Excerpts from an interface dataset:

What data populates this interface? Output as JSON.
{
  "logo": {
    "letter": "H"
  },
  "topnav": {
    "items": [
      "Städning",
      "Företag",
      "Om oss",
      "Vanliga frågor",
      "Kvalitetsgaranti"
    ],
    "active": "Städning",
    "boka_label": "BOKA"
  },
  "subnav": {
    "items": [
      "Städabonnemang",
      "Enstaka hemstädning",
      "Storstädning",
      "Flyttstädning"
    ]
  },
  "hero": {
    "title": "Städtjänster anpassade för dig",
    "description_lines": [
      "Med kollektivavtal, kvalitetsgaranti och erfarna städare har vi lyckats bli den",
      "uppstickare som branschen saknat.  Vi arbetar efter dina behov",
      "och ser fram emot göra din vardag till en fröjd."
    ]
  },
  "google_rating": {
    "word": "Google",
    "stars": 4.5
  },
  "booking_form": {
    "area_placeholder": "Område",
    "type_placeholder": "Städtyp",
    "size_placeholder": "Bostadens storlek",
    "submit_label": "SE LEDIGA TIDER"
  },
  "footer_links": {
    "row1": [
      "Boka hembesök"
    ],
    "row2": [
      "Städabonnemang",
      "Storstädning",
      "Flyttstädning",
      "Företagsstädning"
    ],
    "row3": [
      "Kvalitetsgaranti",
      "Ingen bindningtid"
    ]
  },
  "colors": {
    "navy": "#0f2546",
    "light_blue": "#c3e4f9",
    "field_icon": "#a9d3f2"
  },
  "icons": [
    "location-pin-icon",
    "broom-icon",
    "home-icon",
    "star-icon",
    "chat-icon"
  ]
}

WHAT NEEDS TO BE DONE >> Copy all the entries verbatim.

RESPONSE FOR THIS EXERCISE >>
What data populates this interface? Output as JSON.
{
  "logo": {
    "letter": "H"
  },
  "topnav": {
    "items": [
      "Städning",
      "Företag",
      "Om oss",
      "Vanliga frågor",
      "Kvalitetsgaranti"
    ],
    "active": "Städning",
    "boka_label": "BOKA"
  },
  "subnav": {
    "items": [
      "Städabonnemang",
      "Enstaka hemstädning",
      "Storstädning",
      "Flyttstädning"
    ]
  },
  "hero": {
    "title": "Städtjänster anpassade för dig",
    "description_lines": [
      "Med kollektivavtal, kvalitetsgaranti och erfarna städare har vi lyckats bli den",
      "uppstickare som branschen saknat.  Vi arbetar efter dina behov",
      "och ser fram emot göra din vardag till en fröjd."
    ]
  },
  "google_rating": {
    "word": "Google",
    "stars": 4.5
  },
  "booking_form": {
    "area_placeholder": "Område",
    "type_placeholder": "Städtyp",
    "size_placeholder": "Bostadens storlek",
    "submit_label": "SE LEDIGA TIDER"
  },
  "footer_links": {
    "row1": [
      "Boka hembesök"
    ],
    "row2": [
      "Städabonnemang",
      "Storstädning",
      "Flyttstädning",
      "Företagsstädning"
    ],
    "row3": [
      "Kvalitetsgaranti",
      "Ingen bindningtid"
    ]
  },
  "colors": {
    "navy": "#0f2546",
    "light_blue": "#c3e4f9",
    "field_icon": "#a9d3f2"
  },
  "icons": [
    "location-pin-icon",
    "broom-icon",
    "home-icon",
    "star-icon",
    "chat-icon"
  ]
}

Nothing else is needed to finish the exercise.